The Divorce, Dissolution and Separation Act 2020 received royal assent on 25 June 2020. This is the most significant change in the divorce law since 1973.
Under the current law, being the Matrimonial Causes Act 1973, one can usually only obtain an immediate divorce by alleging fault on the part of the other spouse or civil partner.
Fault has to be established either by alleging adultery, unreasonable behaviour or desertion on the part of the other spouse.
Otherwise, a divorce can currently be obtained upon the couple having been separated for a minimum of two years and they both consenting to a divorce or, once the couple have been separated for five years, in which case there is no requirement for consent.
The requirement to show fault leads to hostility in the whole process. It means blame being placed on the other spouse.
Also, where the parties seek to divorce based on the unreasonable behaviour of the other, there is a requirement to set out the allegations in detail in the Court papers. This too leads to hostility.
The fact the current process creates hostility in itself impacts upon the negotiations surrounding arrangements for any children of the family and, settlement of the financial issues.
The new divorce law will sweep away the requirement to show fault in every case. It will also remove certain of the archaic terminology that surrounds the current divorce law.
All that will be required to secure a divorce will be a statement from either or both spouses to confirm the marriage has irretrievably broken down. That statement alone will be conclusive evidence that the marriage has irretrievably broken down and that a Divorce Order should be made. That Divorce Order will be either conditional or final. Gone will be the days where we talk of conditional Divorce Orders as Decree Nisi or final Divorce orders as Decree Absolute.
Another important element of the new law is the fact that it will now no longer be possible for divorces to be defended. This will remove the fear for some parties of being involved in costly and protracted proceedings that will create even more acrimony.
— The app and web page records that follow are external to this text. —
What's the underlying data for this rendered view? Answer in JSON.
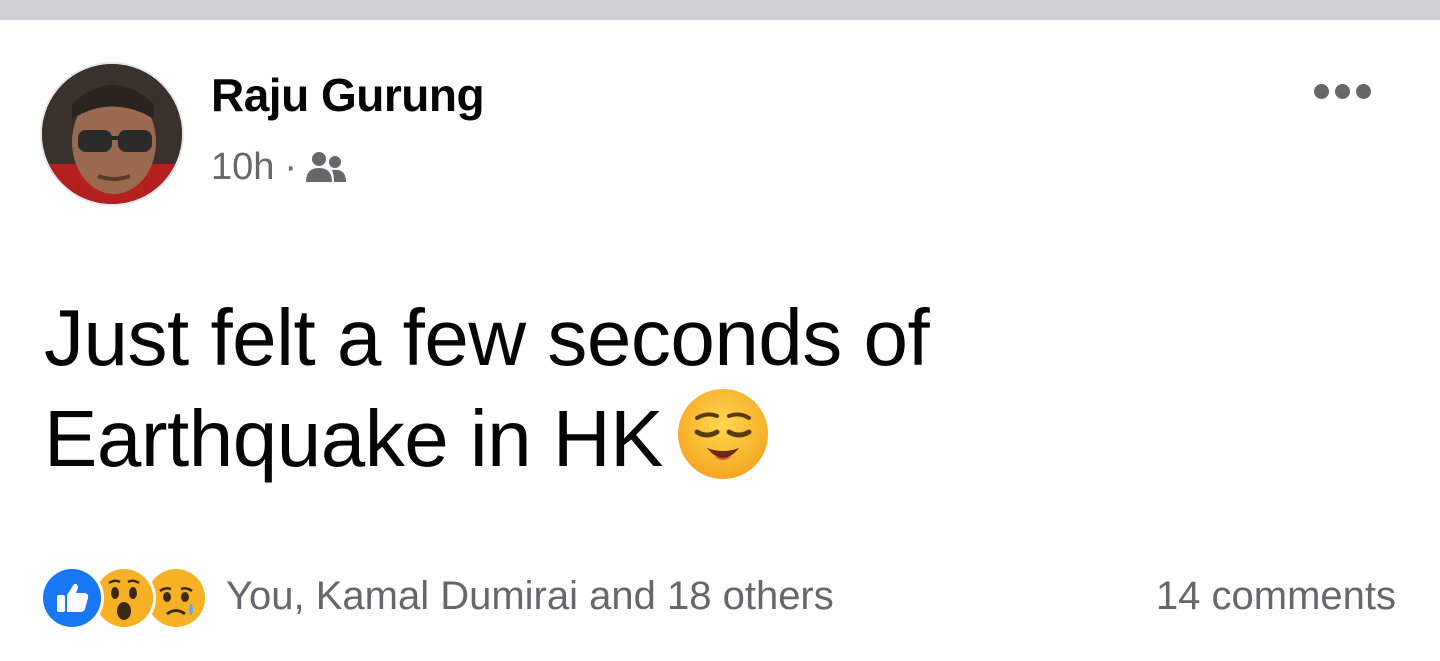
{
  "post": {
    "author": "Raju Gurung",
    "time": "10h",
    "separator": "·",
    "audience_icon": "friends-icon",
    "text_line1": "Just felt a few seconds of",
    "text_line2": "Earthquake in HK",
    "emoji": "relieved-face-emoji",
    "more_icon": "more-options-icon"
  },
  "footer": {
    "reactions": [
      "like-reaction-icon",
      "wow-reaction-icon",
      "sad-reaction-icon"
    ],
    "reactors_text": "You, Kamal Dumirai and 18 others",
    "comments_text": "14 comments"
  },
  "colors": {
    "top_bar": "#ced0d4",
    "secondary_text": "#65676b",
    "like_blue": "#1877f2",
    "emoji_yellow": "#f7b125"
  }
}
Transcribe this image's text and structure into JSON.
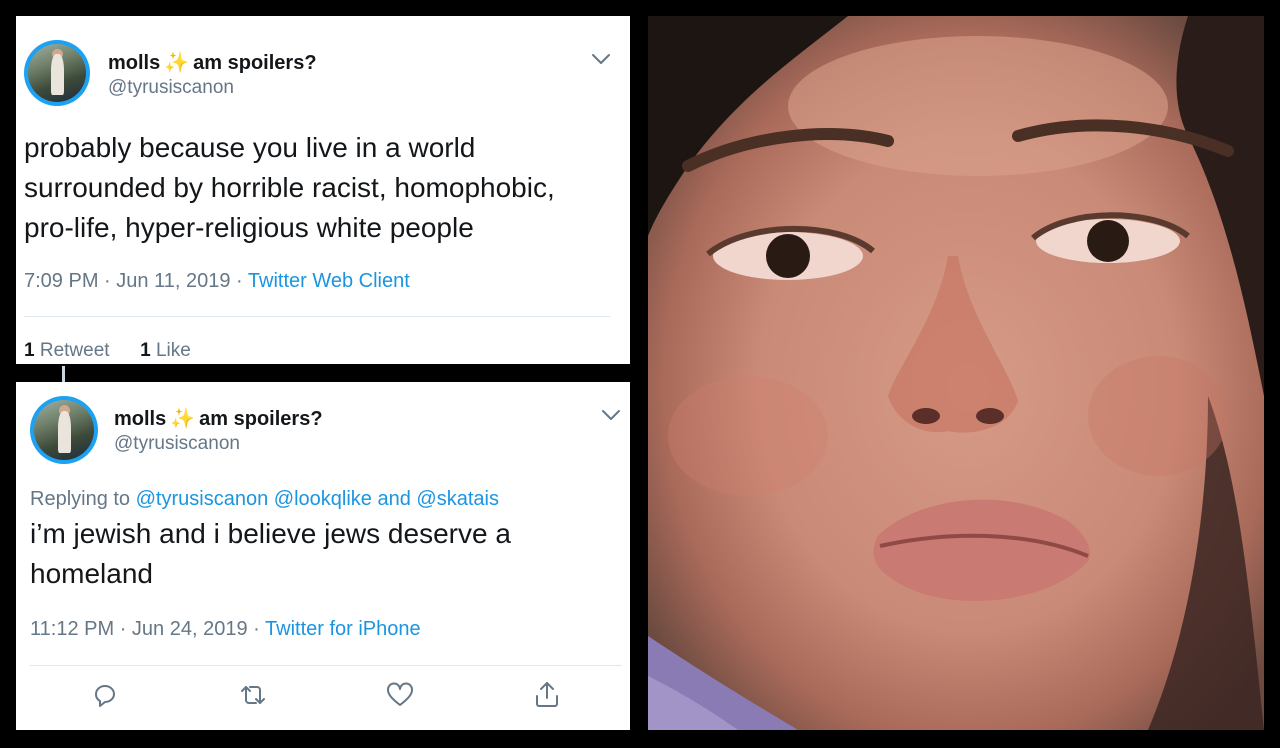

Whilst the new law has been enacted, the government is still to fix a date by when it will come into force. Originally planned to come into force in Autumn of 2021, the government have now indicated a delay to that with April 2022 being the likely time that it will come into effect.
Couples therefore now have the choice of either proceeding for a divorce under the current law if they wish to pursue the dissolution of their marriage now or, if they would prefer to avoid the requirement to show fault, wait until the new law is in place next year.
The coming into force of the new Act is a welcome step forward in removing a potentially acrimonious part of the divorce process as a whole.